Interface dataset entries:

____

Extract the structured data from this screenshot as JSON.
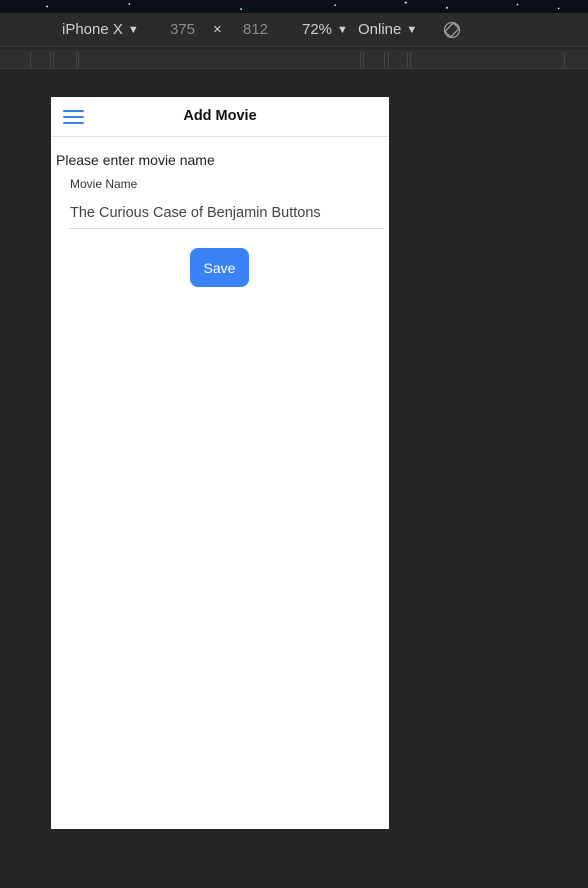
{
  "devtools": {
    "device": "iPhone X",
    "width": "375",
    "times": "×",
    "height": "812",
    "zoom": "72%",
    "network": "Online",
    "caret": "▼"
  },
  "app": {
    "title": "Add Movie",
    "prompt": "Please enter movie name",
    "field_label": "Movie Name",
    "field_value": "The Curious Case of Benjamin Buttons",
    "save_label": "Save"
  },
  "colors": {
    "accent": "#3b82f6",
    "canvas_bg": "#262626"
  }
}
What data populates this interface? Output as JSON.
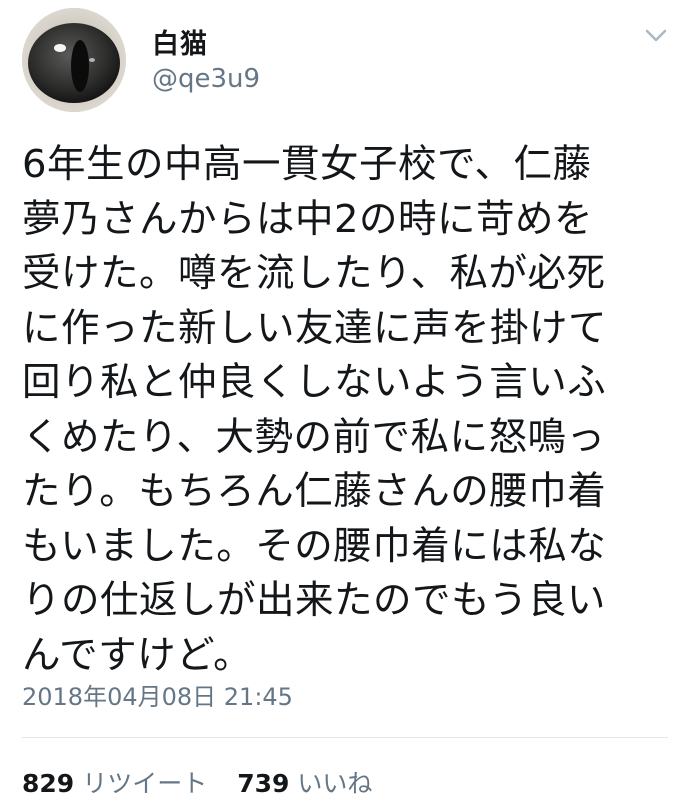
{
  "user": {
    "display_name": "白猫",
    "handle": "@qe3u9"
  },
  "tweet": {
    "text": "6年生の中高一貫女子校で、仁藤\n夢乃さんからは中2の時に苛めを\n受けた。噂を流したり、私が必死\nに作った新しい友達に声を掛けて\n回り私と仲良くしないよう言いふ\nくめたり、大勢の前で私に怒鳴っ\nたり。もちろん仁藤さんの腰巾着\nもいました。その腰巾着には私な\nりの仕返しが出来たのでもう良い\nんですけど。",
    "timestamp": "2018年04月08日 21:45"
  },
  "stats": {
    "retweets_count": "829",
    "retweets_label": "リツイート",
    "likes_count": "739",
    "likes_label": "いいね"
  },
  "icons": {
    "menu": "chevron-down-icon",
    "avatar": "cat-eye-avatar"
  },
  "colors": {
    "text": "#14171a",
    "secondary": "#657786",
    "divider": "#e1e8ed"
  }
}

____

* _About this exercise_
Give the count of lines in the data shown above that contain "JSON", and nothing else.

* _Your response_
2